My strategy is now adding weight to the March positions I have on green days, while looking at positions in April-May. But again, I think the market would need a pretty significant bull catalyst to change direction.

Current % gain around 500% since Jan


Kept my March+ puts in place. Afternoon movement was interesting, Hedged my big ppsitions with some smaller short term Spy calls, will see how the market looks tuesday morning. Still thinking we see some kangaroo movements with a bear trend.

Have seen some significant gains, but learned from this group to take out my cost basis early.
Hope everyone has a great weekend.

1 Like

I thought this was a good time to bounce this post after last weeks action. Personally very much aligned with OPs position and I believe that closing under a death cross last week is not only reinforcement of this hypothesis but also gives us a sense on what to expect in coming weeks. I’m short on several mega caps short term and long short on select ETFs and indexes. Stay safe out there in this savage market.


I grabbed the book, “The Lords of Easy Money - How the Federal Reserve Broke the American Economy” off the forum a few weeks ago and read it over the weekend, it aligns with a lot of the items in your DD and is a great read. I’d highly recommend it to anyone.
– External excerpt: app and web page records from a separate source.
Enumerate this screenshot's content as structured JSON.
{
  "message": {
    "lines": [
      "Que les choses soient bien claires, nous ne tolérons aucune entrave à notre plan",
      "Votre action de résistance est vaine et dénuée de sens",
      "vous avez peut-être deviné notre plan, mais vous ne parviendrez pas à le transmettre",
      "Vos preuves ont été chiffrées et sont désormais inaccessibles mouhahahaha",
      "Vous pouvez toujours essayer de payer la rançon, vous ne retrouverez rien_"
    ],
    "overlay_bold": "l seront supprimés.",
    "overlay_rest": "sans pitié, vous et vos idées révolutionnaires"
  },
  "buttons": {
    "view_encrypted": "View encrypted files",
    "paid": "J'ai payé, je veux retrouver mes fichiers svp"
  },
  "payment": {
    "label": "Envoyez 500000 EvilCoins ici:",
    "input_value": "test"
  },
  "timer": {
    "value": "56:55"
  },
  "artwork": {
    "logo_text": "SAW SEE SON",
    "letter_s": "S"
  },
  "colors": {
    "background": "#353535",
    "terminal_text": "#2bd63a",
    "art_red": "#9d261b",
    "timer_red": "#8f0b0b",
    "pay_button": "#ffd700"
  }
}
I’m going to add to my UVXY position Tuesday and start some other put/bear positions which I’ll ease into as the market moves up. Thanks for the great post.


This is a really good write up, thanks for putting the time into it. One thing that I’ve been thinking about is the overnight liquidity crisis that we had in Sept. 2019 after they started to reverse the QE. According to this article for each US Treasury security there were three people that thought they owned it. Do you think we’ll end up with the same scenario again as soon as the fed starts to reduce the balance sheet?